The Global Gender Gap is currently 68%, which means there is still a 32% gap to close, according to the World Economic Forum. No country has achieved gender equality and only the top seven countries have closed at least 80% of the gap.
The report’s results serve as a reminder of the work that still needs to be done. Gender inequality doesn’t only affect women, the entire world’s future depends on it. When gender equality is promoted through girls education for instance, it strengthens economies, stabilizes communities, and protects the planet.
“Although progress continues to proceed at a very slow pace,” the report said, “and despite significant heterogeneity across countries’ performances, the fact that most countries are moving toward greater gender parity is encouraging and rewards the efforts of all policy-makers and practitioners across the world that work to achieve the UN’s fifth Sustainable Development Goal: gender equality.”
See the full best and worst top 10 lists below.
Best Countries for Women in 2018
7. New Zealand
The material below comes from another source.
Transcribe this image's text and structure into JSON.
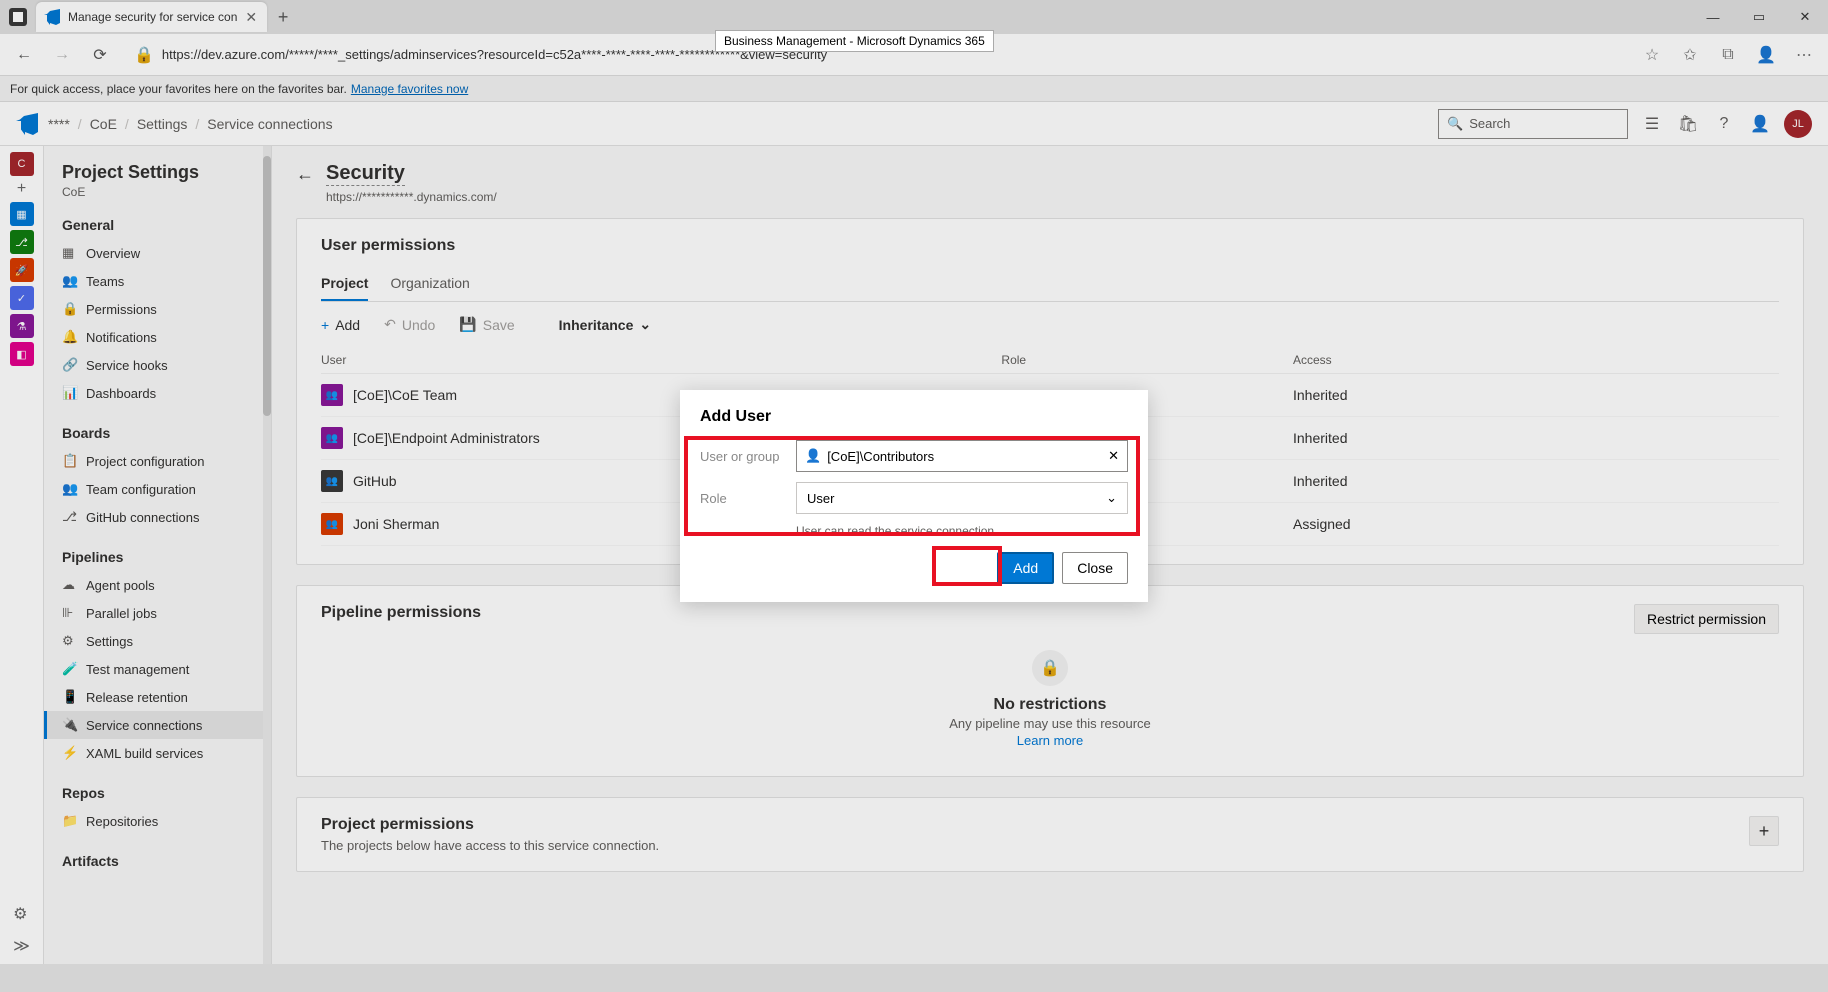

Worst Countries for Women in 2018
6. Democratic Republic of Congo
9. Saudi Arabia